We recognize that the Board is not bound by the credibility determinations of the hearing officer. King, supra, at 82. However, we do not find the Board's supporting evidence in this case to be "substantial when measured against the [hearing officer's] contrary findings as well as the opposing evidence." Id. Furthermore, while the hearing officer's recommendations are not binding upon the Board, the Board's discretion is not unbridled. The Board must have some reasonable justification for its determination *198 or base it upon adequate principles or fixed standards so that it will not be arbitrary or capricious. Alabama Medicaid Agency v. Beverly Enterprises, 521 So. 2d 1329 (Ala.Civ.App.1987).

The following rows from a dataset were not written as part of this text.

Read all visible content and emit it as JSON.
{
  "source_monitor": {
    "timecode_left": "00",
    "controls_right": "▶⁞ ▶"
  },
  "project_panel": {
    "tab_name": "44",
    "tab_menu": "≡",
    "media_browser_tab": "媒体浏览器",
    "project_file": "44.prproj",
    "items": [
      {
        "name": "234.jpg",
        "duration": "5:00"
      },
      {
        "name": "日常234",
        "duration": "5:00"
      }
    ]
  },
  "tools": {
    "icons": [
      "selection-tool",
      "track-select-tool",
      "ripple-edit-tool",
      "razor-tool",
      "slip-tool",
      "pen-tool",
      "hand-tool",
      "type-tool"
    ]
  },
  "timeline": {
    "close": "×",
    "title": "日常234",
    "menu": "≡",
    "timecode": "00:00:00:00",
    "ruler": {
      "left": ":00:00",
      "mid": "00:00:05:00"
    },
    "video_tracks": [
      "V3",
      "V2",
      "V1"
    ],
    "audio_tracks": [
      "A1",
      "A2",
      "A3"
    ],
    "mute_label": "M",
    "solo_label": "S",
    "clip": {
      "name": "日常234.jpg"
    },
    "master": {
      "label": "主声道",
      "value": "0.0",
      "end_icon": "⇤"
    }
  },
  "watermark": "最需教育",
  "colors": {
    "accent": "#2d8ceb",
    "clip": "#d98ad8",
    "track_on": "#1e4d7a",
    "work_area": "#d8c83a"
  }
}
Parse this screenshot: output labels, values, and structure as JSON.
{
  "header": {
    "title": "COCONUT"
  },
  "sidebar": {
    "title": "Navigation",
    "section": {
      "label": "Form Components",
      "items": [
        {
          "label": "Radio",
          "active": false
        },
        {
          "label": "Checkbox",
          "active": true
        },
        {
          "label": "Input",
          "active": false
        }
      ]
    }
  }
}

In its order reversing the Board's decision, the trial court stated as follows:"This court has searched in vain for any reasonable grounds upon which the Personnel Board can rely for rejecting [the hearing officer's] findings. There is no evidence that the Board received any new evidence at the review hearing. There is no evidence that the Board observed some procedural error in the transcript of the hearing before [the hearing officer]. There is no evidence that [the hearing officer] omitted from consideration some substantive testimony that would be indicative [of] a flawed judgment. There is no evidence that [the hearing officer] was biased in any way for or against any party or witness. During oral arguments, counsel for the Department of Personnel could offer no justification for the Board's rejection of [the hearing officer's] finding. "The only ground upon which the [Personnel Department] stands for rejecting [the hearing officer's] findings and recommendation is that he ignored certain contemporaneous circumstances. As pointed out earlier, the facts relied upon by the Board in rejecting the hearing officer's findings are clearly erroneous in that [the hearing officer] specifically addresses each alleged omission in his report."
In view of the standard of review we are governed by in this case, we find that the Board's action was unsupported by the evidence. We hold that the trial court correctly determined that the Board's rejection of the findings of the hearing officer was done without substantial justification and was, therefore, unreasonable, arbitrary, and capricious. § 41-22-20(k)(7), Code 1975. Therefore, the trial court's judgment is affirmed.
THIGPEN and YATES, JJ., concur.